Organic substances can enter supplies in several ways, ie leaching from plastic materials, application of renovation processes and permeation of certain plastic pipes. Some introduction of organic chemicals from such sources is inevitable at some level, particularly in the early stages ie with a newly laid pipe or after a recent renovation. This is not significant in itself. However, it is important to fully evaluate materials and processes prior to use with respect to any potential to introduce, or cause, significant levels of organic contamination. Such evaluation inevitably requires complex trace organic analysis for known substances (formulation components) and unsuspected components (formulation impurities, byproducts etc) - the latter needing techniques such as gas chromatography - mass spectrometry (GC-MS). An assessment of the possible effect of chlorine (or any other disinfectant in supply) is essential in many cases. This is because new chemicals could be formed .
An outcome of this work has been that the CCM has largely incorporated several of the methods or approaches developed into their approval scheme for materials and chemicals for use in contact with potable water.
At the present time the testing of materials is being considered by several EEC Committees with a view to establishing standard methods for EEC countries. In many ways the UK systems for evaluating materials is more stringent than the schemes operated in other countries. Such schemes rarely include any evaluation of unsuspected chemicals. Consequently the strength of the UK approach needs to be included in any future EC protocol.

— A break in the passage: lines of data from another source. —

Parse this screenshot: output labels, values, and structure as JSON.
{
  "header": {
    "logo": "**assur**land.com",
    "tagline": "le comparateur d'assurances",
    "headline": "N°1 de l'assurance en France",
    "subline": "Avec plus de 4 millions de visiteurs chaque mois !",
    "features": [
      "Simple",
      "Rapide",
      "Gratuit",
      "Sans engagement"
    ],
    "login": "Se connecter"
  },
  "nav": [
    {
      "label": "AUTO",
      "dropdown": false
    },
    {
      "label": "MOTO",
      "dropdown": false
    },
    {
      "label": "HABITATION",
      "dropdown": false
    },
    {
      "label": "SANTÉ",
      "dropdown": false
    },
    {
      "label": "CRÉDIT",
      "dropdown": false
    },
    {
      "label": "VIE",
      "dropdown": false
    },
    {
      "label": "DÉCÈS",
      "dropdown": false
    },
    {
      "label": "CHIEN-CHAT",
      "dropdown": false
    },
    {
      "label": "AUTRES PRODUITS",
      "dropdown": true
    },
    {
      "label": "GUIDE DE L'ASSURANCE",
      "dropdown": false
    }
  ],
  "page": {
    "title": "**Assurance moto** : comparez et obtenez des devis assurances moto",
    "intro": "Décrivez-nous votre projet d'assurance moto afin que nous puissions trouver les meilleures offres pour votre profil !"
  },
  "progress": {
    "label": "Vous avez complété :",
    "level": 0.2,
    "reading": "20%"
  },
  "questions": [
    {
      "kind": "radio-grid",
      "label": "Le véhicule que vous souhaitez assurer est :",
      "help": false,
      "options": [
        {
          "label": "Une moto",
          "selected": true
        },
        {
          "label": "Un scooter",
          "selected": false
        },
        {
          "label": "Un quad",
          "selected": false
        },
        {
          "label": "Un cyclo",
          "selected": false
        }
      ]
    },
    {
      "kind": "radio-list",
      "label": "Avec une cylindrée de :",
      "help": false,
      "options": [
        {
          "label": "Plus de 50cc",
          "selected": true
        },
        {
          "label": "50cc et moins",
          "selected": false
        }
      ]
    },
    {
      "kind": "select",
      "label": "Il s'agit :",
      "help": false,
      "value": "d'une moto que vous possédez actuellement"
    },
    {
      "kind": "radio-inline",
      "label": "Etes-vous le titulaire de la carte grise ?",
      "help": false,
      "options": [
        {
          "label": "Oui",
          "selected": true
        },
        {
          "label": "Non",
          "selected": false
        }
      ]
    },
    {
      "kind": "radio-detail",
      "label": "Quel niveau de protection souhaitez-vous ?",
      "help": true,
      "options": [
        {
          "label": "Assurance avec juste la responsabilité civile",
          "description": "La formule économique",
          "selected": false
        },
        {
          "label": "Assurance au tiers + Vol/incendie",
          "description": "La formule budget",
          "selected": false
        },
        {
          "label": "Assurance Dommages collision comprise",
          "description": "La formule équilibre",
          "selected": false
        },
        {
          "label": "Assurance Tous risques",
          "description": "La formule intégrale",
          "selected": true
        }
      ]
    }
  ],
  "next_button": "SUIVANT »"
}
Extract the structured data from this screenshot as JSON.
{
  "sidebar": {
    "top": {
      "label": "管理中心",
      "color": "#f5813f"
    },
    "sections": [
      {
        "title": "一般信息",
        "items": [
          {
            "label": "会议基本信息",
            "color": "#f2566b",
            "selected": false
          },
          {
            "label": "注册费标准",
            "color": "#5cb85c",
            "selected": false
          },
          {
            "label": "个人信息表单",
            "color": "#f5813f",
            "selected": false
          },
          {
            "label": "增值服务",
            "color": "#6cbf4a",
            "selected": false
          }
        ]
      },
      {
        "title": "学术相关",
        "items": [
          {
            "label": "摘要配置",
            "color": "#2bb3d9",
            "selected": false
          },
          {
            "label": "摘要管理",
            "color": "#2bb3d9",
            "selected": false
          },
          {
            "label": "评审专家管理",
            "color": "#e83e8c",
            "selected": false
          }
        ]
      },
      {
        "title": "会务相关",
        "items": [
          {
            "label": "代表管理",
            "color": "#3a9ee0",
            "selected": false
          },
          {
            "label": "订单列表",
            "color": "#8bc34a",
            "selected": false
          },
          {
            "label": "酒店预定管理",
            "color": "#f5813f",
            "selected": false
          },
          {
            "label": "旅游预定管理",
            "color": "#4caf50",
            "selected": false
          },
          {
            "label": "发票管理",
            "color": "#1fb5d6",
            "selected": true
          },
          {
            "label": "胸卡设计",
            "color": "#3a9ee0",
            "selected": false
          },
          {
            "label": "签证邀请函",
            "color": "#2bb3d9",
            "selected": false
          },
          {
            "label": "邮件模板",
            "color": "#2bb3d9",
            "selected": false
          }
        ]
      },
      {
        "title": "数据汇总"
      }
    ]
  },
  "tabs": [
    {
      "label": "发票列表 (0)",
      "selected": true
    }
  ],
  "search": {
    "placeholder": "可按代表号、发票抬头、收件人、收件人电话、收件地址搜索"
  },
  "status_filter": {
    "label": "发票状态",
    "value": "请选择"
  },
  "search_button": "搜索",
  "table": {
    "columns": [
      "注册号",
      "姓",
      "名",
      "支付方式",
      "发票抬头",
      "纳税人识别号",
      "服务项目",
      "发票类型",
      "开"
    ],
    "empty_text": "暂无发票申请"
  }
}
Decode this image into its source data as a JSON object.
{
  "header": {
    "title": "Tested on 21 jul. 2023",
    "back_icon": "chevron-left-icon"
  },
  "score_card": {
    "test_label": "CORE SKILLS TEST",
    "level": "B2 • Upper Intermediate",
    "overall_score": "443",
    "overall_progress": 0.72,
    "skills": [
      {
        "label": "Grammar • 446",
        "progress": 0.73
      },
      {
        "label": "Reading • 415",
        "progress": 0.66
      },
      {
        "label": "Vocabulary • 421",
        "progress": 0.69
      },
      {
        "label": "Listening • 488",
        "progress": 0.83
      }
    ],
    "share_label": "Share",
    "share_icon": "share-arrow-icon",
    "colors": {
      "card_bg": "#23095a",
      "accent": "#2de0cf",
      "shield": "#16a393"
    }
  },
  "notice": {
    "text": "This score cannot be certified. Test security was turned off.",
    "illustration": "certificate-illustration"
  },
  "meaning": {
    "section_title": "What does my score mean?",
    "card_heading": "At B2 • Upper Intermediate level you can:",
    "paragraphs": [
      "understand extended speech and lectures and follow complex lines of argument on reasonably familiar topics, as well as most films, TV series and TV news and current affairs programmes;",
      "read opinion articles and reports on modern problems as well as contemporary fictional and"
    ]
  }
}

It is recommended that materials, chemicals and processes connected with the distribution system are rigorously evaluated before use for any potential to cause significant levels of organic contamination. This assessment requires complex trace organic analysis, not only for the known formulation constituents but also for unsuspected impurities and byproducts using techniques based on mass spectrometry. In addition, the effect of chlorine (or any other disinfectant in supply) needs to be evaluated. Such evaluations need to be carried out where appropriate under realistic conditions. It should be noted that during the duration of this project these recommendations have been largely incorporated into the approval scheme operated by CCM. The Water Bill has added mandatory power to the UK approval scheme and the CCM is under revision. It is recommended that the vigorous approach of CCH is maintained and that the new revised scheme is made more 'visible' to industry.
The more stringent UK approach should be incorporated in any new scheme developed by the EEC Committees. Possibly the data in this report could help in assuring this.
V RESUME OF CONTENTS
The report covers studies aimed at assessing the potential for organic chemical contamination of water supplies in the distribution system and includes, pipe renovation techniques, especially in situ epoxy resin relining, leaching from plastic materials and their permeation by chemicals from contaminated soil. In addition a detailed investigation was carried out on the effect of distribution on the range of organic chemicals in finished water.
Copies of this report may be available as an Acrobat pdf download under the 'Pre 2000 Reports' heading on the DWI website.